Precast concrete has been around for a while, and most of us may not be aware that we see precast concrete structures almost everywhere we turn. The beauty of precast concrete is that manufacturers can prepare and cast it, and once they cast it, they can cure it in a specially controlled facility off-site.
The process involves using molds, which they can also reuse up to 40 times in some cases. With this, precast concrete becomes a more economical alternative to concrete cast on-site, and it’s a safer, more straightforward process of installation as well. In addition, you can join different elements made of precast concrete to form one entire structure, and you can use it for parts and components like walls, columns, beams, pipes, staircases, floors, and tunnels. But what else should you be aware of when it comes to precast concrete? Here’s everything you should know about precast concrete: its applications, advantages, and more.
Precast concrete, as mentioned, is helpful for various structural system applications because of its durability, budget-friendliness, and strength.
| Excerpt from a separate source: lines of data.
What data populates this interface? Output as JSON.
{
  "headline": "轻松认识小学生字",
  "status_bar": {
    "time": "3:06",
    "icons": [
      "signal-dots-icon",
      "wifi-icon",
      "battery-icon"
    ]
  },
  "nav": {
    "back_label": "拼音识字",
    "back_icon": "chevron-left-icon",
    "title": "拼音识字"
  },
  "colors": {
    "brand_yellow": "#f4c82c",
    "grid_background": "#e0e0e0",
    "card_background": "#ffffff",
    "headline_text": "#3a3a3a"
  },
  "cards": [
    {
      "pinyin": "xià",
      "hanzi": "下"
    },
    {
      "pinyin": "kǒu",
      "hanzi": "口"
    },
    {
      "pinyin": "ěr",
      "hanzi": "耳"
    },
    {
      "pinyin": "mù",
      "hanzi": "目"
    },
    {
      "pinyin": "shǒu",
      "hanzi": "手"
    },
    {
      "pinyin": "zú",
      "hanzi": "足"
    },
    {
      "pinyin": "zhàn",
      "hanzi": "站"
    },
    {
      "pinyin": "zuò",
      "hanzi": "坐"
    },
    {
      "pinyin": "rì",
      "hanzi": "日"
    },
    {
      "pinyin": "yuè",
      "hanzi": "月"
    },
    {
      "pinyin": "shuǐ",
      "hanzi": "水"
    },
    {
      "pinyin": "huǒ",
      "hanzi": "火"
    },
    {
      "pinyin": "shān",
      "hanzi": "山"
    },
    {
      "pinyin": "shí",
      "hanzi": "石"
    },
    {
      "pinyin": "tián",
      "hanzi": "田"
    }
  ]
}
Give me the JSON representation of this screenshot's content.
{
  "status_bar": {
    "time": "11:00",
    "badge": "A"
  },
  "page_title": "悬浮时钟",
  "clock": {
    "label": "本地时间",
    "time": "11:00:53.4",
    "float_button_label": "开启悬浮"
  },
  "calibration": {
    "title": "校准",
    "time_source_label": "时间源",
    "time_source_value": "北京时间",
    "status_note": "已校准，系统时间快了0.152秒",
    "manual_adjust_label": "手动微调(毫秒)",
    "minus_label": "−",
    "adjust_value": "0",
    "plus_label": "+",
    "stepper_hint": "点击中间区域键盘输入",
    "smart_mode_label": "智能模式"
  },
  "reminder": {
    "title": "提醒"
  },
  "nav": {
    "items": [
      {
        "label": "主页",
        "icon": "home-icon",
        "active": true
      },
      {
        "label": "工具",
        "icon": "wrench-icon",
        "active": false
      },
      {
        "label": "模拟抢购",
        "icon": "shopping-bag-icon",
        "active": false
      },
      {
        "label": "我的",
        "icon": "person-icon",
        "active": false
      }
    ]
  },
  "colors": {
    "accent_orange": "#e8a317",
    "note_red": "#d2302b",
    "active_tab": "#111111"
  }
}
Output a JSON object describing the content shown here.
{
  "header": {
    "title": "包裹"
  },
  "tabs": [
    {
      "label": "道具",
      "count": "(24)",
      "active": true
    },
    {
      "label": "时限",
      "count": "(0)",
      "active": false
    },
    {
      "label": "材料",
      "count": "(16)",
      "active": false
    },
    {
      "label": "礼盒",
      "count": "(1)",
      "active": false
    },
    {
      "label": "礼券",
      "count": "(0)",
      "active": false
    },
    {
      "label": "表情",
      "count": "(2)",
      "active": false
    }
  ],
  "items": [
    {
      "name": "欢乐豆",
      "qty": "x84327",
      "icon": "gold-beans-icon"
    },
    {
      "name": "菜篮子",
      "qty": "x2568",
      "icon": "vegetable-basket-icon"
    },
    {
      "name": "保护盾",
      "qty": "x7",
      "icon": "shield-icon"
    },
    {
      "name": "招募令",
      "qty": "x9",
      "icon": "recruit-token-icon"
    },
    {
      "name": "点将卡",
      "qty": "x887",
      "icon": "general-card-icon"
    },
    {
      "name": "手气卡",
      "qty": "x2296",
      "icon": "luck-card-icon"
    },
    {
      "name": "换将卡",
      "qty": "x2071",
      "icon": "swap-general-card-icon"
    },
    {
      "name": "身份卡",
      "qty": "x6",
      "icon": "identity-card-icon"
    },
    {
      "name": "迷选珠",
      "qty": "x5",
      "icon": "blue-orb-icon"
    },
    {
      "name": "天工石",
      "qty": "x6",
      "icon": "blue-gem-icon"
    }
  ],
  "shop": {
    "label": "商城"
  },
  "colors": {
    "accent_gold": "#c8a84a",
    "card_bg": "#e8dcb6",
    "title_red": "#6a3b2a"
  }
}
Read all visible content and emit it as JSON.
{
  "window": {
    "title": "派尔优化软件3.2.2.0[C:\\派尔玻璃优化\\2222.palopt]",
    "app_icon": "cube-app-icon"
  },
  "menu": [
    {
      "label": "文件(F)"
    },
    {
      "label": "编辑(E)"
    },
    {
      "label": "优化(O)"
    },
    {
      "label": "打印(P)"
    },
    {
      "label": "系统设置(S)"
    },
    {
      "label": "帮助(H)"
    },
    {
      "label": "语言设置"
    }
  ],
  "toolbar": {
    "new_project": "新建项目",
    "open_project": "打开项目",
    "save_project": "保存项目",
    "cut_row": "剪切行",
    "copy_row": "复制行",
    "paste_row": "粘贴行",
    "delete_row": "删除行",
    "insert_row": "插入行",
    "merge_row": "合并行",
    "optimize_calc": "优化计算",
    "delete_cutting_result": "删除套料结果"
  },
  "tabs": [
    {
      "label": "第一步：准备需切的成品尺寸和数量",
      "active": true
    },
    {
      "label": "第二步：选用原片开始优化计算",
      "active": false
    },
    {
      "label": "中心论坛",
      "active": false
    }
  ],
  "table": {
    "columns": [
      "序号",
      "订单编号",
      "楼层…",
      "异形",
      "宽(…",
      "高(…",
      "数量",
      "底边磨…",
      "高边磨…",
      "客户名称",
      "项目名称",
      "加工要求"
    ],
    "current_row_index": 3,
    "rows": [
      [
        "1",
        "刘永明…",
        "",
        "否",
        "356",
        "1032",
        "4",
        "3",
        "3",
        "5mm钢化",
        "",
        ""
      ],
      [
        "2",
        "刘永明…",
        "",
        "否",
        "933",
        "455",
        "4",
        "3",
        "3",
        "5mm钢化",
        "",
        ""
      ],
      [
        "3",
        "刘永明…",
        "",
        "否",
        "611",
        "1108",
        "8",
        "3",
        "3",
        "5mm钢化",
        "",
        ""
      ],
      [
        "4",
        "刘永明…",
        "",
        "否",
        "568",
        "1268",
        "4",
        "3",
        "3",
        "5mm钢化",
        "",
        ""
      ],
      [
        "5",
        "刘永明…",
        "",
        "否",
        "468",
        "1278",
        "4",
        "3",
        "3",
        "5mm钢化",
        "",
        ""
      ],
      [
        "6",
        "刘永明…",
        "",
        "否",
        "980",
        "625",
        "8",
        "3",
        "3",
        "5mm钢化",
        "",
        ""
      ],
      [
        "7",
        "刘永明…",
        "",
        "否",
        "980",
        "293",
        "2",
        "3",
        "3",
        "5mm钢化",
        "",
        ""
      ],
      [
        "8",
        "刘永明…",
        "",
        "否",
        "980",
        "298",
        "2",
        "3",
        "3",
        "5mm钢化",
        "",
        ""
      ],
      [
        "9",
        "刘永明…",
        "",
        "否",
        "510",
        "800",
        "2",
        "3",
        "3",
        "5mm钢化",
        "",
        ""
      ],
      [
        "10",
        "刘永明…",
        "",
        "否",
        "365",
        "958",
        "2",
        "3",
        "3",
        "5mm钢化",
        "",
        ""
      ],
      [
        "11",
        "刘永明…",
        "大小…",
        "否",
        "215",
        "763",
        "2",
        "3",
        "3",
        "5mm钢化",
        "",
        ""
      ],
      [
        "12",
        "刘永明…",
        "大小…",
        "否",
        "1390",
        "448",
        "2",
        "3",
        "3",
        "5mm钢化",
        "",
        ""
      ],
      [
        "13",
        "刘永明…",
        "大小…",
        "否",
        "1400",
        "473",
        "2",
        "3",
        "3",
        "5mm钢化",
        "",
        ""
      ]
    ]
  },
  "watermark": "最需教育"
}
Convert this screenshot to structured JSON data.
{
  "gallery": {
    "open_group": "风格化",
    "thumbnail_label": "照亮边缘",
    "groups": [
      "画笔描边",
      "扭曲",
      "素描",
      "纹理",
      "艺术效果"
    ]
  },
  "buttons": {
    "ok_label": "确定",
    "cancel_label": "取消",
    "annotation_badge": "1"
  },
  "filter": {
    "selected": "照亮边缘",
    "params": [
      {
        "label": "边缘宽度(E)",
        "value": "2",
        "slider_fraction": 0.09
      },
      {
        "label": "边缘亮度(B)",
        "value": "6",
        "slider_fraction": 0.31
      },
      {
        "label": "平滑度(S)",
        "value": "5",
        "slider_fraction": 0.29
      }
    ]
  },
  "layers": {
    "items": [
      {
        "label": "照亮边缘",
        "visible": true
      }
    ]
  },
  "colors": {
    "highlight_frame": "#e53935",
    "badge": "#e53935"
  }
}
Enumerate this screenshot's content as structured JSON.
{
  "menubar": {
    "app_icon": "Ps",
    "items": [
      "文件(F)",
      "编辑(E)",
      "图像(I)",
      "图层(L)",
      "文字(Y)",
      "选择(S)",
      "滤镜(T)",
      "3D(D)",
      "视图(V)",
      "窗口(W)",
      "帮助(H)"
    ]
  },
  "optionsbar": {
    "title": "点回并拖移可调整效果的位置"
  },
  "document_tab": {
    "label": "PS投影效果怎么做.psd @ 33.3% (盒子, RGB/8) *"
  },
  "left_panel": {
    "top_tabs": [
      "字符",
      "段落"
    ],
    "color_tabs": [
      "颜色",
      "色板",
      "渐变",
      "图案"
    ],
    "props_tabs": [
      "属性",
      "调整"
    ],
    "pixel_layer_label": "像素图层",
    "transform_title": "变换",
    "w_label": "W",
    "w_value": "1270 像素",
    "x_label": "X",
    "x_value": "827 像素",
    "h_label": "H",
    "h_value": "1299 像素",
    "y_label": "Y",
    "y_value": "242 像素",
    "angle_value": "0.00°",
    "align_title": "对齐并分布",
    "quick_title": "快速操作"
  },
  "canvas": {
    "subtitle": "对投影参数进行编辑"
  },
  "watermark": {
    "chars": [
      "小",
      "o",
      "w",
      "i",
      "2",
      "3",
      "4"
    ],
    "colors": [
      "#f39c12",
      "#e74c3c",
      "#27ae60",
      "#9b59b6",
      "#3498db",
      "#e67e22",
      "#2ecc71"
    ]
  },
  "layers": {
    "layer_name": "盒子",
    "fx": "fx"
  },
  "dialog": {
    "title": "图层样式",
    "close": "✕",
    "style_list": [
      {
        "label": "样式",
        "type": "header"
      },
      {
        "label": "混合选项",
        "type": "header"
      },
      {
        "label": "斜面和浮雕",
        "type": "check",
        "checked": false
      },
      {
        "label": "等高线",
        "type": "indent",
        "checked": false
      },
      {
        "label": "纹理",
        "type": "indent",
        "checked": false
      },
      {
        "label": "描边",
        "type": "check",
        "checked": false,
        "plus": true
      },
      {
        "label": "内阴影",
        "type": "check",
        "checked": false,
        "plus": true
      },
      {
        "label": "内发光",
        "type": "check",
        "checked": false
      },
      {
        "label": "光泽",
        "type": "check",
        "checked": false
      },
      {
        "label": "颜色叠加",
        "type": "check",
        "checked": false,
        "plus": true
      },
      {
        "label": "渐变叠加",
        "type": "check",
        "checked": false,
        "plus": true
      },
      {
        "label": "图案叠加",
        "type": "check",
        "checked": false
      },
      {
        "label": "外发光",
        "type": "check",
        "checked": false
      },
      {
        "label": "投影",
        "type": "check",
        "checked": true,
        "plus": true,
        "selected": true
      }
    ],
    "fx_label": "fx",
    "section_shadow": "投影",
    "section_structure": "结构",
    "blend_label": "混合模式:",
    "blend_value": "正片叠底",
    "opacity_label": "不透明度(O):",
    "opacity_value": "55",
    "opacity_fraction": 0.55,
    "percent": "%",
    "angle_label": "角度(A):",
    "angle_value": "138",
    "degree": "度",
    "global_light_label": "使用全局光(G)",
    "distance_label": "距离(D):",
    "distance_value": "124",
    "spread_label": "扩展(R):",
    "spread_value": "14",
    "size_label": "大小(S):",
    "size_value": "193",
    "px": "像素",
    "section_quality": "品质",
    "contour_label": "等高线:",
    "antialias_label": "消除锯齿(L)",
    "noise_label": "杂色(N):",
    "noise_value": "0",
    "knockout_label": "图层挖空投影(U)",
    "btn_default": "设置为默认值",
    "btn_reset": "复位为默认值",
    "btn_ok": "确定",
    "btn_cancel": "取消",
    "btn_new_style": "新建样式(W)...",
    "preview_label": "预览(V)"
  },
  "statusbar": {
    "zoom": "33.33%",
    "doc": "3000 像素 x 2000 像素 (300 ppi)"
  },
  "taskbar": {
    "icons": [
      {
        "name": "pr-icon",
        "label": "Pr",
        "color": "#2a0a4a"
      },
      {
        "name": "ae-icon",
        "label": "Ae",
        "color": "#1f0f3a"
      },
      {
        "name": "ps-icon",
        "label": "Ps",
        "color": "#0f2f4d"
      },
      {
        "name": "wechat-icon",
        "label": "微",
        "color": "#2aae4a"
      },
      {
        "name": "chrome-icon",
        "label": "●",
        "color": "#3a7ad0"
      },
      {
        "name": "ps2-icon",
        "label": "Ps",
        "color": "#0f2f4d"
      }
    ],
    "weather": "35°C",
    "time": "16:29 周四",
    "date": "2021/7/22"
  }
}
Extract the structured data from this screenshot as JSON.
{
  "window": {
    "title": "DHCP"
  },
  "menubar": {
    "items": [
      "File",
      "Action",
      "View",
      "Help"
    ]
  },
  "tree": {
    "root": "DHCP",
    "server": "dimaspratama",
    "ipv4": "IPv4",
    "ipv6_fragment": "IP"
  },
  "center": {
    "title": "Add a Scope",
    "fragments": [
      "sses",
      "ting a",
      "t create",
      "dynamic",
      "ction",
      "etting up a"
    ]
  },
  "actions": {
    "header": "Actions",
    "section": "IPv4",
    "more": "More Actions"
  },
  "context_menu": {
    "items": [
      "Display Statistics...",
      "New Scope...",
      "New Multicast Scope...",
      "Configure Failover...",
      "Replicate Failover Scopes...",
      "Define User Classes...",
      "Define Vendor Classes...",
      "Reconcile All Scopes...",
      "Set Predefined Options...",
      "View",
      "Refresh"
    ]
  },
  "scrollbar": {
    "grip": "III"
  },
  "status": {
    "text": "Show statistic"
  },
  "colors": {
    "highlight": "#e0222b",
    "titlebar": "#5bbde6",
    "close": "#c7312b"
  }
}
You can utilize it to create columns, beams, foundations, flooring slabs, and other structures such as walls. A king post wall made from precast concrete, for example, proves to be a much more feasible and much more robust alternative to concrete walls made on the site. You can also utilize precast concrete as cladding for buildings, and many contractors and builders use it as elements for different structures.
Another common application for precast concrete is as components for various infrastructure works, such as viaducts and bridge spans. Also, precast concrete is useful for water and septic tanks, railway sleepers, drain chambers, floor beams, and water pipes. Since you can essentially mold precast concrete into various shapes, you can create unique forms like sculptures, boats, and the like.
You may already know a few of the advantages that come with using precast concrete. Still, since the manufacturing process is in a controlled facility, it is possible to produce a good volume of precast components that are entirely identical. For instance, if you are involved in a housing project, you can use precast concrete to produce floor and wall slabs. You can then lift the slabs into the correct position and connect each slab to the next, and it makes for easier and faster construction.
Precast concrete allows for quicker construction since you can do it right on the ground instead of at a height, and the manufacturers can reuse the moulds repeatedly. You can also make use of special equipment so you can easily move the precast concrete. Precast concrete is also of higher quality and integrity than cast-on concrete because it is made in a climate-controlled facility, eliminating dust, rain, heat, or cold issues. However, with on-site cast concrete, your engineers will still have to build another component once they finish one set, and this takes too much time, especially since it usually takes concrete 28 days to achieve its maximum strength.
Since precast concrete is manufactured in a tightly controlled environment, manufacturers can adequately control the tolerances and minimise waste production. It then results in a more robust and denser product with much higher quality.
Image credit: JPConcrete.co.uk